** Opening Dataset excerpts block **

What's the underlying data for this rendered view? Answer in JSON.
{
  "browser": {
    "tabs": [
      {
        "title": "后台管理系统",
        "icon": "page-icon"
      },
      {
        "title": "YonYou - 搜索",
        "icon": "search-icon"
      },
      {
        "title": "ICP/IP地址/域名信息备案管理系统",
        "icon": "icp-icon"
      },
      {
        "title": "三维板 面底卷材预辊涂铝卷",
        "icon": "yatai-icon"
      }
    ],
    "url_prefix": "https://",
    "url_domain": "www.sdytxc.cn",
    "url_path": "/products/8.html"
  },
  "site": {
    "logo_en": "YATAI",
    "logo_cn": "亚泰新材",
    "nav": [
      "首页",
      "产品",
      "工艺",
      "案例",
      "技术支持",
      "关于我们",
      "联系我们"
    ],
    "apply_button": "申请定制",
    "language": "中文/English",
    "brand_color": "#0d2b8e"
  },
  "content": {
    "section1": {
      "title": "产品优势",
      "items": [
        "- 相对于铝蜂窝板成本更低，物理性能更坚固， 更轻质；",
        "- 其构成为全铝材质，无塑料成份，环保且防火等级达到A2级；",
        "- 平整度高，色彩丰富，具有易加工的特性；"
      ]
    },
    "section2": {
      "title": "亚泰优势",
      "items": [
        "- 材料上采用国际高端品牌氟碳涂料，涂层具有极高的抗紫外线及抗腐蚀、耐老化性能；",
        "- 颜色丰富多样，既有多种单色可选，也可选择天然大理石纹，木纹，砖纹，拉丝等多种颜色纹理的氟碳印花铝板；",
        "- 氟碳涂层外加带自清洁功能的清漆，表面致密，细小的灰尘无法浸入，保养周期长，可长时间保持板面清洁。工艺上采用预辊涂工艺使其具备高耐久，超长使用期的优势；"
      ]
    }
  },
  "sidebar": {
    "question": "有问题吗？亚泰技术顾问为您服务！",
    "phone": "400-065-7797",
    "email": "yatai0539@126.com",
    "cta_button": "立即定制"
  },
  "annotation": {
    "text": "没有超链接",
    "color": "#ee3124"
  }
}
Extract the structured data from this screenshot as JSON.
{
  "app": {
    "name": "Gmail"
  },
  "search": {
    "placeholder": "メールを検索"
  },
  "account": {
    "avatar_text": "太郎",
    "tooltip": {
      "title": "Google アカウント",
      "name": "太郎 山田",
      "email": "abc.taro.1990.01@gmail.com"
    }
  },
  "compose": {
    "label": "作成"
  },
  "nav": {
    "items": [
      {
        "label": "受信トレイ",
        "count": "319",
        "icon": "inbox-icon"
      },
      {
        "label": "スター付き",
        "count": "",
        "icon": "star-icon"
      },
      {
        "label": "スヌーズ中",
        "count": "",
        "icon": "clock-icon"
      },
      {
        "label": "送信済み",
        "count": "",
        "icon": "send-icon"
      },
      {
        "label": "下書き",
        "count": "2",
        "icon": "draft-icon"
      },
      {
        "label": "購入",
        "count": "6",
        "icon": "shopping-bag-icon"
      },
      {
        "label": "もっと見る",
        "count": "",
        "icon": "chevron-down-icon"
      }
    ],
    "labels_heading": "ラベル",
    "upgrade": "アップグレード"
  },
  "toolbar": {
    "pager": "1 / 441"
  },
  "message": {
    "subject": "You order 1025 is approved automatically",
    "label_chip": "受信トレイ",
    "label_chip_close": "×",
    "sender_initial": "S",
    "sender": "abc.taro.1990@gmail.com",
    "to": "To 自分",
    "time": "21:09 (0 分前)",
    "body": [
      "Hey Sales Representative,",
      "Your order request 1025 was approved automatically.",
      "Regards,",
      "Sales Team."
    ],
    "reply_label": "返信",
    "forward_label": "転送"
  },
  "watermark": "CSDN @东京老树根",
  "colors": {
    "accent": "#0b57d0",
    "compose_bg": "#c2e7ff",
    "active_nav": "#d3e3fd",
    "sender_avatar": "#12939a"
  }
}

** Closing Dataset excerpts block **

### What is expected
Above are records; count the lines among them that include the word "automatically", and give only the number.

### Answer box
2